Online Physician Ratings Often Differ From Other Quality Measures
December 4, 2014 in News
Details of Study
For the study, researchers compared care quality information on 1,299 doctors with the online reviews they could find for doctors in the study.
The researchers limited study participation to doctors who had completed an American Board of Internal Medicine education module aimed at improving their diabetes and hypertension treatment practice.
To assess care quality, the researchers examined patient:
- Medical records; and
To find online information, the researchers searched doctors’ names, cities and specialties in Google, and used ratings from eight websites, such as Healthgrades, UCompareHealthCare and Vitals.
The researchers found that website ratings generally did not align with clinical quality measure reporting.
Patient experience was the only area in which the researchers found a small association between online reviews and validated care quality measures. Specifically, a doctor who received a five out of five stars in an online review had 82% of patients rate their overall care quality as “very good” in a formal survey.
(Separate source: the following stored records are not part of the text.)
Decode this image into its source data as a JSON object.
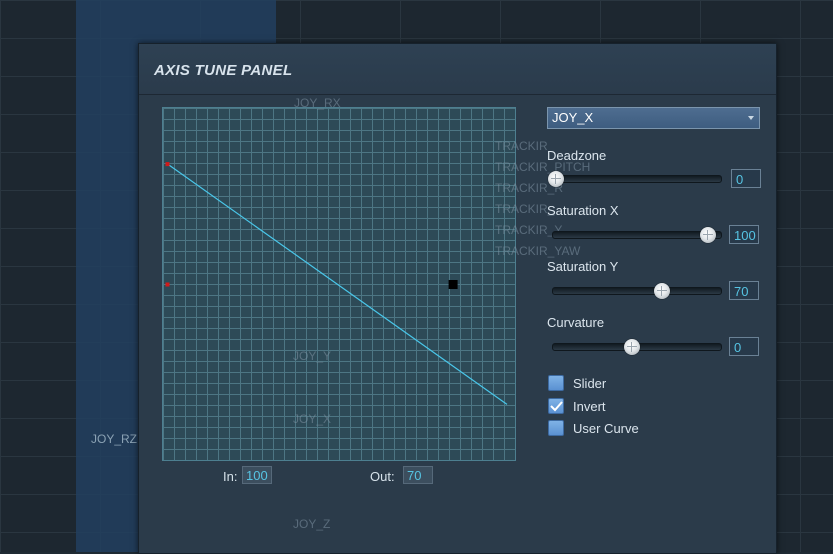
{
  "background": {
    "left_label": "JOY_RZ",
    "ghost_labels": [
      "JOY_RX",
      "TRACKIR",
      "TRACKIR_PITCH",
      "TRACKIR_R",
      "TRACKIR_",
      "TRACKIR_Y",
      "TRACKIR_YAW",
      "JOY_Y",
      "JOY_X",
      "JOY_Z"
    ]
  },
  "panel": {
    "title": "AXIS TUNE PANEL",
    "axis_select": {
      "value": "JOY_X"
    },
    "deadzone": {
      "label": "Deadzone",
      "value": "0",
      "level": 0.0
    },
    "saturation_x": {
      "label": "Saturation X",
      "value": "100",
      "level": 1.0
    },
    "saturation_y": {
      "label": "Saturation Y",
      "value": "70",
      "level": 0.7
    },
    "curvature": {
      "label": "Curvature",
      "value": "0",
      "level": 0.5
    },
    "checkboxes": [
      {
        "label": "Slider",
        "checked": false
      },
      {
        "label": "Invert",
        "checked": true
      },
      {
        "label": "User Curve",
        "checked": false
      }
    ],
    "in_label": "In:",
    "in_value": "100",
    "out_label": "Out:",
    "out_value": "70"
  },
  "curve": {
    "x_range": [
      0,
      1
    ],
    "y_range": [
      0,
      1
    ],
    "points": [
      [
        0,
        0.85
      ],
      [
        1,
        0.15
      ]
    ],
    "control_points": [
      [
        0,
        0.85
      ],
      [
        0,
        0.5
      ]
    ],
    "current_point": [
      0.84,
      0.5
    ],
    "line_color": "#49c7ea",
    "control_color": "#d11a1a",
    "marker_color": "#000000"
  }
}
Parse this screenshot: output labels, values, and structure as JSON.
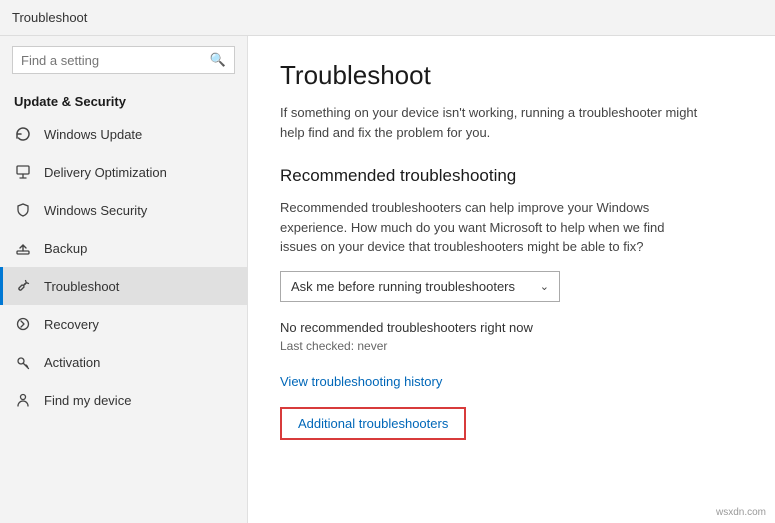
{
  "titleBar": {
    "text": "Troubleshoot"
  },
  "sidebar": {
    "searchPlaceholder": "Find a setting",
    "sectionLabel": "Update & Security",
    "items": [
      {
        "id": "windows-update",
        "label": "Windows Update",
        "icon": "refresh"
      },
      {
        "id": "delivery-optimization",
        "label": "Delivery Optimization",
        "icon": "download"
      },
      {
        "id": "windows-security",
        "label": "Windows Security",
        "icon": "shield"
      },
      {
        "id": "backup",
        "label": "Backup",
        "icon": "upload"
      },
      {
        "id": "troubleshoot",
        "label": "Troubleshoot",
        "icon": "wrench",
        "active": true
      },
      {
        "id": "recovery",
        "label": "Recovery",
        "icon": "refresh-circle"
      },
      {
        "id": "activation",
        "label": "Activation",
        "icon": "key"
      },
      {
        "id": "find-my-device",
        "label": "Find my device",
        "icon": "person"
      }
    ]
  },
  "content": {
    "pageTitle": "Troubleshoot",
    "pageSubtitle": "If something on your device isn't working, running a troubleshooter might help find and fix the problem for you.",
    "recommendedTitle": "Recommended troubleshooting",
    "recommendedDesc": "Recommended troubleshooters can help improve your Windows experience. How much do you want Microsoft to help when we find issues on your device that troubleshooters might be able to fix?",
    "dropdownValue": "Ask me before running troubleshooters",
    "statusText": "No recommended troubleshooters right now",
    "lastChecked": "Last checked: never",
    "viewHistoryLink": "View troubleshooting history",
    "additionalBtn": "Additional troubleshooters"
  },
  "watermark": "wsxdn.com"
}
In comparison, a doctor with a one-star rating had 79% of patients rate care quality as “very good.”
Bradley Gray, an ABIM researcher, noted that websites that appeared highest in Google searches seemed to correlate more closely with patient experience scores.
Gray also said that the researchers did not observe major differences between the doctors who had been reviewed online and those who had not (Doyle, Reuters, 12/3).